(App and web page records)
..........

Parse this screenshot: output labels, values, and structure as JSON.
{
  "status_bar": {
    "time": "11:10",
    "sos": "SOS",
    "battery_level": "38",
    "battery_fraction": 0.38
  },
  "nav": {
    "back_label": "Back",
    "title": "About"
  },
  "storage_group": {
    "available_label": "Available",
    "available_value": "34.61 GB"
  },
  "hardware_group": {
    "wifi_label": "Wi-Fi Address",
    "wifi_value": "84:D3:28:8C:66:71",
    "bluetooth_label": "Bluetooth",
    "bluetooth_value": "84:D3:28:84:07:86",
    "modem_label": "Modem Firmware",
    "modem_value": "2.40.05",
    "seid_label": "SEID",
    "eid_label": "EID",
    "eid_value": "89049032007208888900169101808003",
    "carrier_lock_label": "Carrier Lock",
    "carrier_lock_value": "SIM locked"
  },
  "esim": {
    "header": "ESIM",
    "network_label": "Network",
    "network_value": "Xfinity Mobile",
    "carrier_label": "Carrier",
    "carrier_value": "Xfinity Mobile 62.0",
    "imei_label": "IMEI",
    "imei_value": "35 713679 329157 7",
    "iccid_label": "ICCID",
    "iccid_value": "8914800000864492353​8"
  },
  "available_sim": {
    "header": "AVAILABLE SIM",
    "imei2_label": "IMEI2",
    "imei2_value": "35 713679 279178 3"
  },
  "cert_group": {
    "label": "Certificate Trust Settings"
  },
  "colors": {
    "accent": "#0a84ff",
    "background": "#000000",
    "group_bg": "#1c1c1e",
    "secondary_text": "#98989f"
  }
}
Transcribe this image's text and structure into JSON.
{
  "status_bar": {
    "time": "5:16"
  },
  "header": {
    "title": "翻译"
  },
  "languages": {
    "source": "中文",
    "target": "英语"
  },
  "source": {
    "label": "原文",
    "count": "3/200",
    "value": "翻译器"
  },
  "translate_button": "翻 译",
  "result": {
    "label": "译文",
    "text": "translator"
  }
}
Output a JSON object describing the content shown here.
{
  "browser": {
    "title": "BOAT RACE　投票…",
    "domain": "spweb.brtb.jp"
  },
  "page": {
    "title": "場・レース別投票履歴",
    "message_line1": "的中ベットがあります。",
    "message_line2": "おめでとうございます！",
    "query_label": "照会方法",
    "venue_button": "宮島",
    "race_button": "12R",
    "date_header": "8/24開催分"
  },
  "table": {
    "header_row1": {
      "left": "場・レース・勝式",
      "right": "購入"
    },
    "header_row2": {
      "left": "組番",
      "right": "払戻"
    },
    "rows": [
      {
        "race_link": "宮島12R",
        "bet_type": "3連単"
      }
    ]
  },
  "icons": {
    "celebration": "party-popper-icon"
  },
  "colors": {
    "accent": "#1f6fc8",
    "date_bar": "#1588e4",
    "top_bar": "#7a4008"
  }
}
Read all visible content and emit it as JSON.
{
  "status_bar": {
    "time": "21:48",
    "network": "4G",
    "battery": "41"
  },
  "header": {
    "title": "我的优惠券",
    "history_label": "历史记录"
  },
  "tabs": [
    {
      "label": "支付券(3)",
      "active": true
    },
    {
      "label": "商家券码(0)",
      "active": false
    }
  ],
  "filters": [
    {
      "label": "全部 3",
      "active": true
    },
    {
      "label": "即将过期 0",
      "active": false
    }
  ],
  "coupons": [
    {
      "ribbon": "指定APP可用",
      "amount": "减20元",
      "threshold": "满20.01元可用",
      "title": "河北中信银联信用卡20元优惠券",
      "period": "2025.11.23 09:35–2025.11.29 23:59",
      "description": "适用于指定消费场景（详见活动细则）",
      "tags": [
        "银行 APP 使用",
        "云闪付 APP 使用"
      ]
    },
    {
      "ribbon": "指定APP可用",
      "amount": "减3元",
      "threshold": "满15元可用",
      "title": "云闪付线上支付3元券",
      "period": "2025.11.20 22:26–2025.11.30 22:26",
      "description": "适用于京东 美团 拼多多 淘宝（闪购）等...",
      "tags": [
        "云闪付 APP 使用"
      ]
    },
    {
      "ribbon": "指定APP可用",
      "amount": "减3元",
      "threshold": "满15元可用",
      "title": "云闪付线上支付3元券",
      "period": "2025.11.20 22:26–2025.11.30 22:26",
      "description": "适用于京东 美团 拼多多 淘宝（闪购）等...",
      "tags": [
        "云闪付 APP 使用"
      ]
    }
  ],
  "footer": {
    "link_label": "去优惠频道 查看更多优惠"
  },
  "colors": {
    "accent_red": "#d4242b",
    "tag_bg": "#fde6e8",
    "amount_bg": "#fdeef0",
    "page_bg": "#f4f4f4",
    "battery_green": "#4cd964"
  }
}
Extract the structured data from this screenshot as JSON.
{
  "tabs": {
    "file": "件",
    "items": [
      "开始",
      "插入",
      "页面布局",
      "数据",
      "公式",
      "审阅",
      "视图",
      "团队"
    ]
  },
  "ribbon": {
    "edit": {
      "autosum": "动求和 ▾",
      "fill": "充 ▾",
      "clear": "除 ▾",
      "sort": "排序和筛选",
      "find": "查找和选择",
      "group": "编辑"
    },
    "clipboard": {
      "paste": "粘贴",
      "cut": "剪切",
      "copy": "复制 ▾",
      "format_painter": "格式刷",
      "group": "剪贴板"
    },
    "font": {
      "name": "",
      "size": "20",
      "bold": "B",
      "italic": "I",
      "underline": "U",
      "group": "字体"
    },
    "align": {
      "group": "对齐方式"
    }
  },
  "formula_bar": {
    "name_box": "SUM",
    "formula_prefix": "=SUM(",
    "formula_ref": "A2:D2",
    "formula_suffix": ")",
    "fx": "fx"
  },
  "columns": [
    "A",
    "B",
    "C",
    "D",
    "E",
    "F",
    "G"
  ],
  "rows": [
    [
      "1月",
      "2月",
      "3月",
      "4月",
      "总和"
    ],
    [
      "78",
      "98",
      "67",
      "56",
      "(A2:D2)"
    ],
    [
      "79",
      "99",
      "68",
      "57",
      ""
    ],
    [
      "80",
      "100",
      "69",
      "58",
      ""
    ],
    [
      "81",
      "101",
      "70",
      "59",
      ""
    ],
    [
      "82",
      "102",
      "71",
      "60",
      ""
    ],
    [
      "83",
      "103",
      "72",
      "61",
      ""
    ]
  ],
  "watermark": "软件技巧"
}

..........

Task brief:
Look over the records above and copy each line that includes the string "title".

Answer below:
    "title": "About"
    "title": "翻译"
    "title": "BOAT RACE　投票…",
    "title": "場・レース別投票履歴",
    "title": "我的优惠券",
      "title": "河北中信银联信用卡20元优惠券",
      "title": "云闪付线上支付3元券",
      "title": "云闪付线上支付3元券",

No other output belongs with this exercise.